Germany's 16 federal states used their Bundesrat session on Friday to flag through planned nursing care improvements but warned that the legislative package could impose higher financial burdens on regional and urban authorities.
The package is supposed to better fit the individual needs of those in care, for example, by allowing the hiring of home helpers to stand in for relatives caught between the demands of family commitments and their jobs.
The more flexible funding is to apply from January, with betweenn nine and 28 euros ($11.17), or four percent extra per month.
Payments for each individual depend on which of the system's three categories is judged appropriate by assessors - a procedure that often leads to legal wrangles between families and statutory health funds that administer the dispursements.
Worst-affected patients assigned to Category III would be entitled to 728 euros. For patients with dementia an extra 100 euros is to be provided.
Funds to be set aside for demographic ageing
To fund the system, the mandatory deduction from a salaried workers' monthly pay packet is to rise by 0.3 percent to 2.35 percent. Singles without children will pay a higher 2.6 percent.
Chancellor Angela Merkel's government expects an increased annual revenue of 3.63 billion euros ($ billion) to spend on nursing care.
About a third of this is to flow from 2015 into a special fund so Germany can cope with growing numbers of ageing persons who will need nursing care it expects in coming decades.
Call for rapid introduction
The health minister of Germany's northern state of Lower Saxony, Cornelia Rundt, of the center-left Social Democrats called for the rapid introduction of the system's new assessment categories.
Ingrid Fischbach, who is state secretary in the federal health ministry and a member of Merkel's conservative Christian Democratic Union (CDU) party, said a second legislative package would follow to readjust the future mixture of stationary and out-patient care provided.
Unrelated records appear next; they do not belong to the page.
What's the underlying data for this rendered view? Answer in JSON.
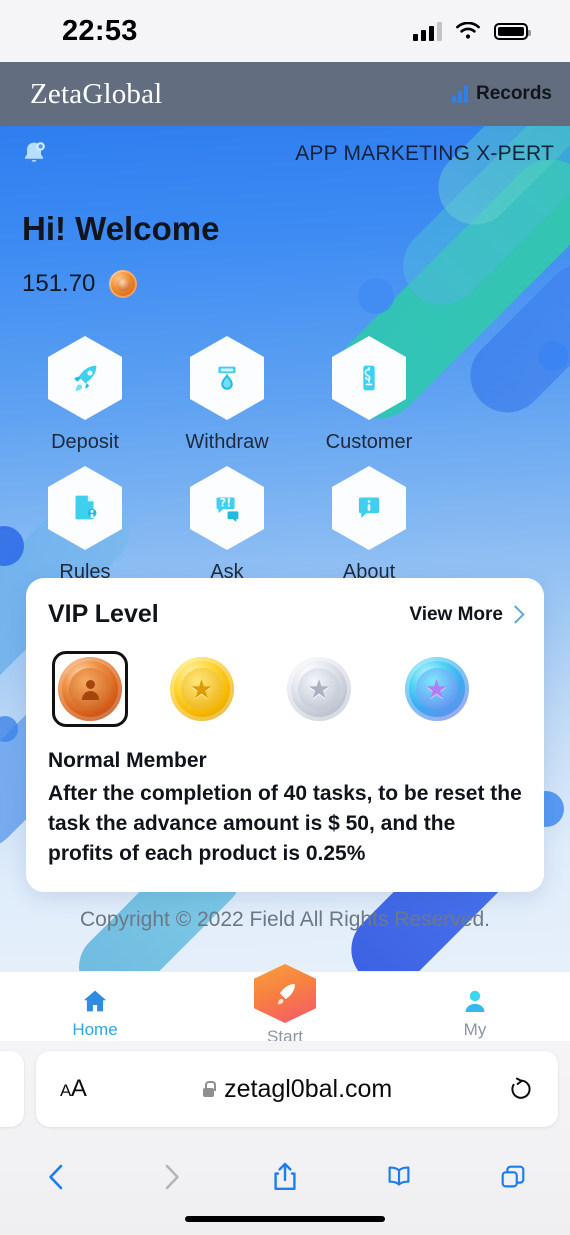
{
  "status_bar": {
    "time": "22:53",
    "signal_icon": "cellular-bars-icon",
    "wifi_icon": "wifi-icon",
    "battery_icon": "battery-full-icon"
  },
  "navbar": {
    "brand": "ZetaGlobal",
    "records_label": "Records",
    "records_icon": "bar-chart-icon",
    "bg_color": "#626e80"
  },
  "app_header": {
    "bell_icon": "notification-bell-icon",
    "tagline": "APP MARKETING X-PERT"
  },
  "account": {
    "greeting": "Hi! Welcome",
    "balance": "151.70",
    "coin_icon": "coin-icon"
  },
  "quick_actions": [
    {
      "label": "Deposit",
      "icon": "rocket-icon"
    },
    {
      "label": "Withdraw",
      "icon": "withdraw-icon"
    },
    {
      "label": "Customer",
      "icon": "customer-service-icon"
    },
    {
      "label": "Rules",
      "icon": "rules-document-icon"
    },
    {
      "label": "Ask",
      "icon": "ask-question-icon"
    },
    {
      "label": "About",
      "icon": "info-icon"
    }
  ],
  "vip": {
    "title": "VIP Level",
    "view_more_label": "View More",
    "view_more_icon": "chevron-right-icon",
    "badges": [
      {
        "name": "bronze-member-badge",
        "tier": "Bronze",
        "selected": true
      },
      {
        "name": "gold-member-badge",
        "tier": "Gold",
        "selected": false
      },
      {
        "name": "silver-member-badge",
        "tier": "Silver",
        "selected": false
      },
      {
        "name": "platinum-member-badge",
        "tier": "Platinum",
        "selected": false
      }
    ],
    "tier_name": "Normal Member",
    "description": "After the completion of 40 tasks, to be reset the task the advance amount is $ 50, and the profits of each product is 0.25%"
  },
  "footer": {
    "copyright": "Copyright © 2022 Field All Rights Reserved."
  },
  "tabbar": [
    {
      "label": "Home",
      "icon": "home-icon",
      "active": true
    },
    {
      "label": "Start",
      "icon": "rocket-icon",
      "active": false
    },
    {
      "label": "My",
      "icon": "person-icon",
      "active": false
    }
  ],
  "browser": {
    "text_size_label": "AA",
    "lock_icon": "lock-icon",
    "url": "zetagl0bal.com",
    "reload_icon": "reload-icon",
    "toolbar": [
      {
        "name": "back-button",
        "icon": "chevron-left-icon",
        "enabled": true
      },
      {
        "name": "forward-button",
        "icon": "chevron-right-icon",
        "enabled": false
      },
      {
        "name": "share-button",
        "icon": "share-icon",
        "enabled": true
      },
      {
        "name": "bookmarks-button",
        "icon": "book-icon",
        "enabled": true
      },
      {
        "name": "tabs-button",
        "icon": "tabs-icon",
        "enabled": true
      }
    ]
  },
  "colors": {
    "accent": "#2aa8e8",
    "brand_blue": "#2f7ef0",
    "navbar": "#626e80",
    "cta_orange": "#f8823f"
  }
}
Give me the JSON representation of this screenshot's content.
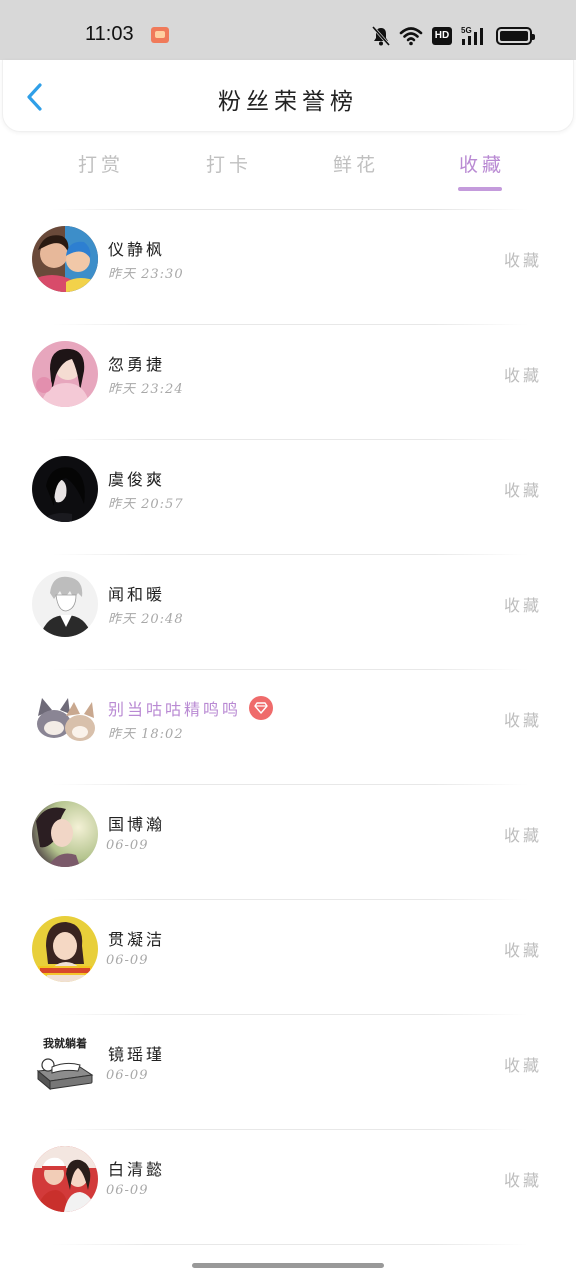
{
  "status_bar": {
    "time": "11:03",
    "icons": [
      "app-notification-icon",
      "bell-muted-icon",
      "wifi-icon",
      "hd-icon",
      "5g-signal-icon",
      "battery-icon"
    ],
    "hd_label": "HD",
    "network_label": "5G"
  },
  "header": {
    "title": "粉丝荣誉榜",
    "back_icon": "chevron-left-icon"
  },
  "tabs": [
    {
      "label": "打赏",
      "active": false
    },
    {
      "label": "打卡",
      "active": false
    },
    {
      "label": "鲜花",
      "active": false
    },
    {
      "label": "收藏",
      "active": true
    }
  ],
  "colors": {
    "accent": "#b98ad3",
    "accent_underline": "#c49bdc",
    "back_icon": "#2f9fe8",
    "vip_badge": "#ef6b6b",
    "muted_text": "#a8a8a8"
  },
  "fans": [
    {
      "name": "仪静枫",
      "time": "昨天 23:30",
      "action": "收藏",
      "vip": false
    },
    {
      "name": "忽勇捷",
      "time": "昨天 23:24",
      "action": "收藏",
      "vip": false
    },
    {
      "name": "虞俊爽",
      "time": "昨天 20:57",
      "action": "收藏",
      "vip": false
    },
    {
      "name": "闻和暖",
      "time": "昨天 20:48",
      "action": "收藏",
      "vip": false
    },
    {
      "name": "别当咕咕精鸣鸣",
      "time": "昨天 18:02",
      "action": "收藏",
      "vip": true
    },
    {
      "name": "国博瀚",
      "time": "06-09",
      "action": "收藏",
      "vip": false
    },
    {
      "name": "贯凝洁",
      "time": "06-09",
      "action": "收藏",
      "vip": false
    },
    {
      "name": "镜瑶瑾",
      "time": "06-09",
      "action": "收藏",
      "vip": false,
      "avatar_caption": "我就躺着"
    },
    {
      "name": "白清懿",
      "time": "06-09",
      "action": "收藏",
      "vip": false
    }
  ]
}
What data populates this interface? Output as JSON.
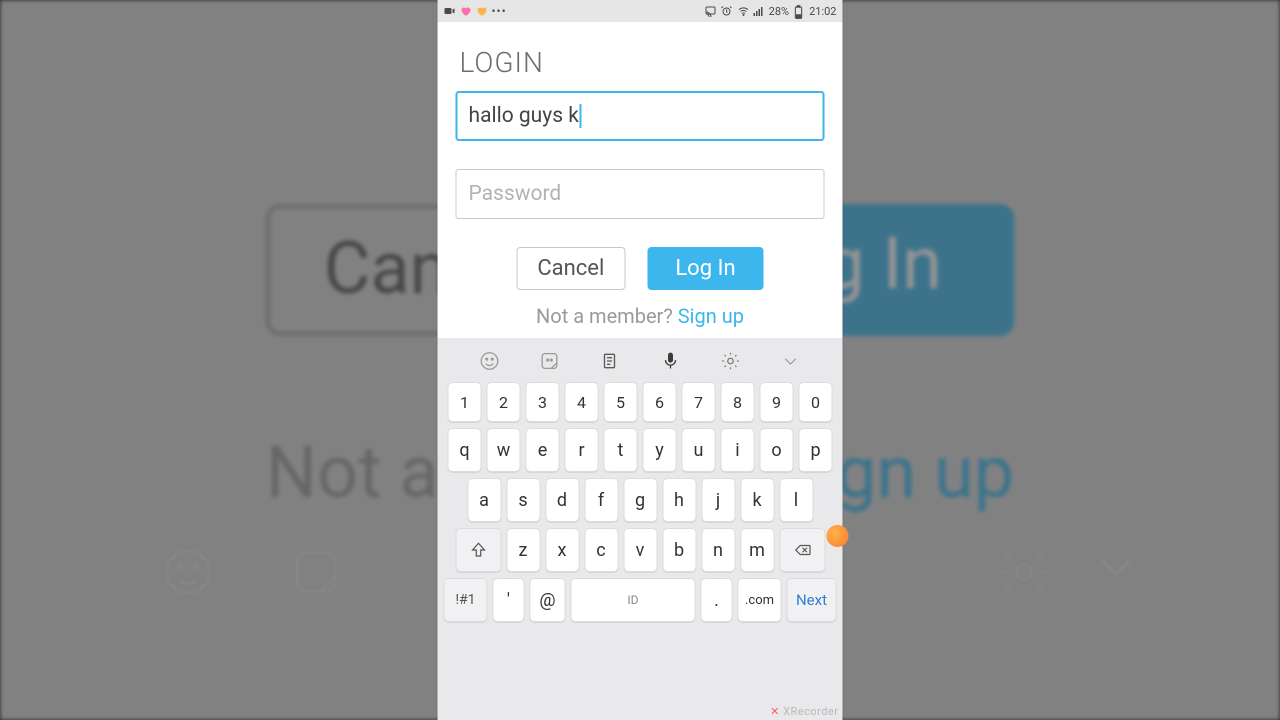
{
  "statusbar": {
    "time": "21:02",
    "battery": "28%"
  },
  "login": {
    "title": "LOGIN",
    "username_value": "hallo guys k",
    "password_placeholder": "Password",
    "cancel_label": "Cancel",
    "login_label": "Log In",
    "not_member_text": "Not a member? ",
    "signup_label": "Sign up"
  },
  "keyboard": {
    "row_num": [
      "1",
      "2",
      "3",
      "4",
      "5",
      "6",
      "7",
      "8",
      "9",
      "0"
    ],
    "row_q": [
      "q",
      "w",
      "e",
      "r",
      "t",
      "y",
      "u",
      "i",
      "o",
      "p"
    ],
    "row_a": [
      "a",
      "s",
      "d",
      "f",
      "g",
      "h",
      "j",
      "k",
      "l"
    ],
    "row_z": [
      "z",
      "x",
      "c",
      "v",
      "b",
      "n",
      "m"
    ],
    "sym_label": "!#1",
    "apos": "'",
    "at": "@",
    "space_label": "ID",
    "dot": ".",
    "com": ".com",
    "next_label": "Next"
  },
  "watermark": "XRecorder",
  "bg": {
    "cancel": "Cancel",
    "login": "Log In",
    "not": "Not a member? ",
    "signup": "Sign up"
  }
}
Federal Health Minister Hermann Gröhe (CDU) said he believed this would lead to more caregivers being employed by residential healthcare facilities and improved quality of care for those who were cared for by relatives at home.
ipj/pfd (KNA, AFP, Reuters, dpa)